The two opposing armies engaged in minor skirmishes for several days, as the Umayyads waited for their full strength to arrive. 'Abd-al-Raḥmân, despite being a proven commander, had allowed Charles to concentrate his forces and pick the field of battle, giving the attackers a disadvantage in any frontal assault. Despite this, 'Abd-al-Raḥmân chose to attack sooner rather than later. Had he taken time to recall reinforcements, although granting him a larger army, it would have given Charles time to amass his veteran infantry from outposts of the kingdom. Charles' veteran infantry was battle hardened and experience, having fought for him for several years. With less time to prepare his forces, Charles was forced to depend on more levies of militia, who were deemed virtually useless except for gathering food and harassing the Muslims. Unlike his infantry, who were hardened campaigners, experienced and disciplined, the militia were neither, and Charles had no illusion of their ability to withstand a cavalry charge.
Charles continued to hold his ground, believing that ‘Abd-al-Raḥmân would in the end feel compelled to give battle, and to go on and loot Tours. The Franks were dressed for the cold, and so could wait through the harsh weather. The Arabs were not as prepared for the intense cold of the oncoming northern European winter, despite having the better shelter of tents. The Umayyads were waiting for the Franks to come out into the open, while the Franks, formed up in a thick defensive formation, waited for them to charge uphill. With winter approaching, and Charles' force growing the more he waited, ‘Abd-al-Raḥmân had no choice but to attack.
‘Abd-al-Raḥmân trusted the tactical superiority of his cavalry, and had them charge repeatedly at the defenders' line. This time the faith the Umayyads had in their cavalry, armed with their long lances and swords which had brought them victory in previous battles, was not justified. Although the disciplined soldiers managed to hold back most charges, the Arab cavalry broke into the interior of the Frankish square several times, inflicting massive amounts of casualties.
Umayyad troops who had broken into the square tried to kill Charles, who was surrounded by his liege men. A rumor spread through the ranks of the Frankish left flank that the Muslim cavalry was attempting to flank them, causing mass panic among the militia, who fell back in an attempt to counter the attack. In the chaos Charles became surrounded and was killed by Muslim cavalry. With the death of Charles, the defense began to collapse. Instead of pressing on, having sustained heavy losses the invaders fell back to their camp for the night.
The next morning the Frankish militia ventured off the hill to chase down what they perceived to be a retreating army. They thought it possible that the Muslims had simply taken their loot from Bordeaux and retreated in the night. Although the few remaining veteran infantry of Charles had been warned against such action, the apparent retreat of the Muslim invaders led to the action continuing. Scouts arrived in the invaders' camp determining that their tents still remained. After much of the Frankish army had ventured from the hill, the Muslims initiated their ambush, smashing into the surprised infantry on each flank, and crushing the infantry below. The Franks began a general retreat, with many attempting to flee up to hill or back to camp. The hill proved to slow the defenders down when climbing up it, and left many infantry open targets for the cavalry.

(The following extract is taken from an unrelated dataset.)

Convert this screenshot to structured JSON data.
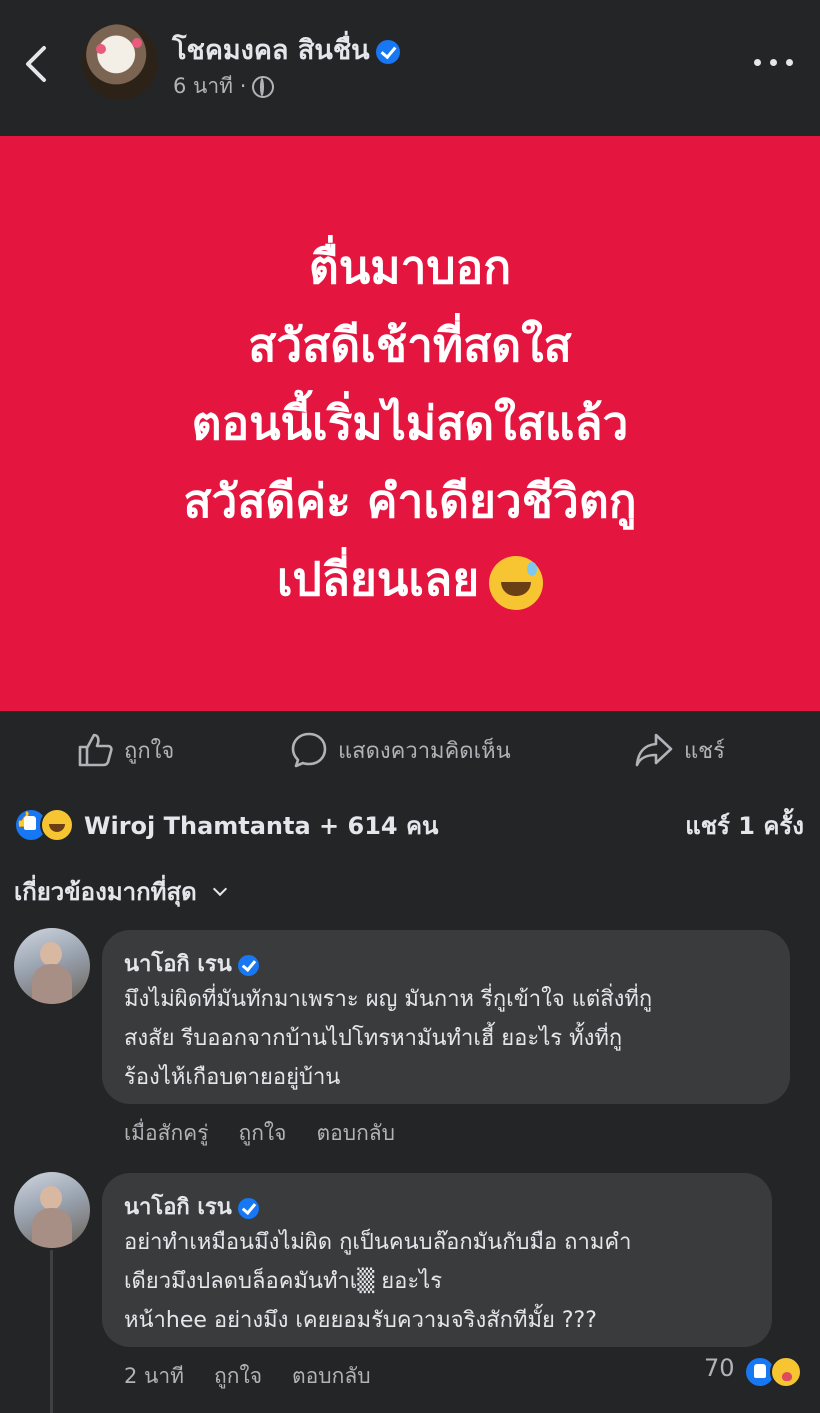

Although the Muslim forces had fallen prey to Charles' strategy by allowing him to select the time and place of the battle, the Muslims would be victorious at Tours. Had they scouted the approaching army, which had marched over the mountains, avoiding the roads to surprise the Muslim invaders, they would have been more prepared, and thus sustained less casualties.